Chevrolet Mi-ray Concept is a Sexy Hybrid Speedster
Ever since its launch in 1953, the Chevrolet Corvette has been a protected species of sorts within GM. Every other two-seat sports car project undertaken by other GM divisions has been either neutered (such as the Pontiac Fiero and Cadillac XLR) or kept out of production outright (most infamously John DeLorean’s beloved Pontiac Banshee) due to Chevy playing the political game, constantly working to ensure that its halo car was the corporation’s halo car, at least in terms of outright performance (Bowtie lifers no doubt prefer we’d all forget about the 1987 Buick GNX, which would thrash a Vette of the same vintage in a straight line.).
This is not to say, however, that Chevrolet hasn’t considered adding its own sporty models (other than the Camaro, of course) beneath the Corvette. In the early 1960s, Chevy toyed with the idea of a sports car based on the rear-engine Corvair compact, building concept cars like the 1962 Corvair Super Spyder (which was basically a restyled Corvair convertible) and the 1963 Monza SS and Monza GT (a fiberglass-bodied roadster and coupe, respectively, that inspired the styling of the ’68 Corvette). Now, Chevy is toying with a sub-Corvette two-seater once more, but the philosophy is very different.
It’s called the Mi-ray, but the name is not a nod to Stingray; rather, it’s the Korean word for “future,” which seems appropriate when you consider this concept car is making its world debut at the Seoul Motor Show.
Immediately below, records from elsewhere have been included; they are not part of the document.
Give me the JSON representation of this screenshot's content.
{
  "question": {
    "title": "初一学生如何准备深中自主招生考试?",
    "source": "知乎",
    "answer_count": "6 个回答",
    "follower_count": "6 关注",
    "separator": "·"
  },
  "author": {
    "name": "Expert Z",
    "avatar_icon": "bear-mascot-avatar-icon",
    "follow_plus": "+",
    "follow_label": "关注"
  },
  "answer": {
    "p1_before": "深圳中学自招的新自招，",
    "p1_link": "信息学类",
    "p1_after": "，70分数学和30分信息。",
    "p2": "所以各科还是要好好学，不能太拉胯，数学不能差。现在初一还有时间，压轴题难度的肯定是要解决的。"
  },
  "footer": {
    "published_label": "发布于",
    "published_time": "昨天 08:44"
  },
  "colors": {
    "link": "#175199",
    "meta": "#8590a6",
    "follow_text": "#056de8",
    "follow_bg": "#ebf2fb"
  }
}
But the name and location of its premiere aren’t the Mi-ray’s biggest breaks with tradition; that’s found under the stylish silver skin.
A pair of 15-kilowatt electric motors power the front wheels, drawing juice from a 1.6 kWh lithium-ion battery pack. That powertrain is primarily used for initial acceleration and low-speed urban driving. For faster, more spirited motoring, there’s a turbocharged 1.5L inline-four sitting behind the passenger compartment and sending its power to the rear wheels through a dual-clutch transmission. As a result the Mi-ray is capable of running as a front-wheel-drive or rear-wheel-drive vehicle, though there’s no word on whether or not the drive wheels can be manually selected.
We do know, however, that many of the controls that are found inside the fighter-jet-inspired cockpit reside on the center touchscreen, while data like vehicle performance, driving range and fuel consumption (as well as the navigation system display) appear as readouts that are back projected onto the instrument panel, rather than using conventional dials or displays. The exterior is also suitably futuristic, with active aerodynamics that aid in cooling the electric half of the powertrain, ambient lighting along the carbon fiber body’s character line, and aluminum-carbon fiber composite wheels measuring 20” across in front, 21” in back.
Do we expect the Mi-ray to eventually show up at your local dealer with a Monroney sticker? No. But between the hybrid system with separate drivelines for each axle, the back projection “gauges” and other out-of-the-box ideas, it would be foolish to bet against at least some of its technology rolling off an assembly line in the coming years. In other words, a glimpse at the Mi-ray provides at least a partial glimpse at the Mi-ray.